Much like The Warriors, Ms 45 uses the amoral backdrop of 80s New York to underscore the dangerous, almost Western like atmosphere - every dingy alley and corner is a potential hiding place for a thug, murderer, or rapist, and everybody else is either a deadbeat, a yuppie or a potential victim.
80s New York may have been a violent, crime-ridden hellhole, but at least it provided the inspiration for some great cinema: Ms 45 sits alongside The Warriors, Street Trash, After Hours, Escape from New York, and the Death Wish and Bronx Warriors films as movies that take the seedy atmosphere of the period and heighten it to a level of apocalyptic scuzz that borders on the fantastical.
Overall it's just a great, great film, and thanks again go to Cigarette Burns for turning me on to a new favourite that is inexplicably and tragically not currently available on DVD in the UK. I see that the whole film is on YouTube if you look for it, however, and it really is worth tracking down if you're a fan of exploitation, psychological thrillers, or just awesome cinema in general. Just don't expect the infamous 'Halloween party sax riff' to leave your head for the next hundred years or so.
I've been terrible updating this blog recently - I've been very busy and much to my chagrin I've had to concentrate on doing actual work and stuff. From the 'Site stats' feature on WordPress I can tell that my lack of activity has had a dramatic effect on both of my readers, so I'm going to endeavour to stop neglecting you and hit you with some sweet content over the next few days.
First up, here are some quick reviews of some great, recently-released films I've seen over the past few weeks:
A beautiful looking film structured and composed with flair and imagination, Blue Valentine only falters occasionally - where Williams's character is extraordinarily plausible and well-realised, Gosling's occasionally lapses into caricature (his alcoholism is an easy and obvious narrative crutch), and the faint whiff of misery porn (stale bedding and ramen noodles, if you're interested) abounds in its heavier moments - Blue Valentine is ultimately rendered into something special by the humanity and generosity that filters down into the whole project from the two spectacular lead performances.
Unexpectedly, this is an austere, understated and powerful masterpiece from a country that has built an impressive cinematic legacy on shlockly exploitation (definitively *not* a slam, Mad Max 2 is one of the best films ever made, yadda yadda let's move on) - this is a serious piece of work, both tense and intense throughout with a uniformly phenomenal cast. In the pantheon of recent neo-realist gangster thrillers, this is way, way better than the stuffy Gomorrah and not that far behind the magnificence of Le Prophet.
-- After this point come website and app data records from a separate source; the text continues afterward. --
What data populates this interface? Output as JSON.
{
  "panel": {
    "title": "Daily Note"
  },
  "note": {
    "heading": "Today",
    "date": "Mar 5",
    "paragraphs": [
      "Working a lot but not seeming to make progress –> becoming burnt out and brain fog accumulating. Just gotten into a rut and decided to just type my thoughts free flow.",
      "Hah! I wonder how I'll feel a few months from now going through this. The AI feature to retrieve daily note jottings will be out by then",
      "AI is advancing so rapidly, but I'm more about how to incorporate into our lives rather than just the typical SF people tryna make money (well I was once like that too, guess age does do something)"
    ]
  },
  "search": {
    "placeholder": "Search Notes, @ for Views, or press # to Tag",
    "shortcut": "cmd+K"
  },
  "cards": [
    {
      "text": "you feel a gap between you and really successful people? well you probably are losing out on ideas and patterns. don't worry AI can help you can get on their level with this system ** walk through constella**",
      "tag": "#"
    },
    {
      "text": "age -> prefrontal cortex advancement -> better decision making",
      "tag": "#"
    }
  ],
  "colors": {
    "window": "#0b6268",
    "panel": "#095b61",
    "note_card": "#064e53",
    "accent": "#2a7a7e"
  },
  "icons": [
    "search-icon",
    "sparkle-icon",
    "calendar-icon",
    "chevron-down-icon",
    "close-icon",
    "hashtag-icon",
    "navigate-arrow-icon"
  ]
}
See it, see it, see it, go see it.
NOTE: Animal Kingdom has a terrible trailer - avoid it at all costs. Embedded above is a quick spoiler-free clip instead.
It's not easy to make a raging narcissist likeable and interesting but Submarine absolutely nails the suffocating solipsism of adolescence, while doing so with a refreshing lack of sentimentality and no shortage of humour and charm. It loses momentum in its closing moments, but overall it's a total joy - wonderfully observed, stunningly shot, and with an abundance of excellent performances (Noah Taylor was my personal standout). Submarine isn't just a film people will enjoy - it's one that people are going to want to revisit and live in for a very long time to come.
I still haven't seen True Grit, The Fighter, or 127 Hours, to my intense shame. Will try to rectify at least one of those before they disappear completely from cinemas.
Coming up, I'll try and do a retro round-up of all the old films I've been catching up with lately (of which there have been quite a few). In the meantime, I'll be back shortly with a special post on a GREAT cult film I had the pleasure of seeing on the big screen this weekend...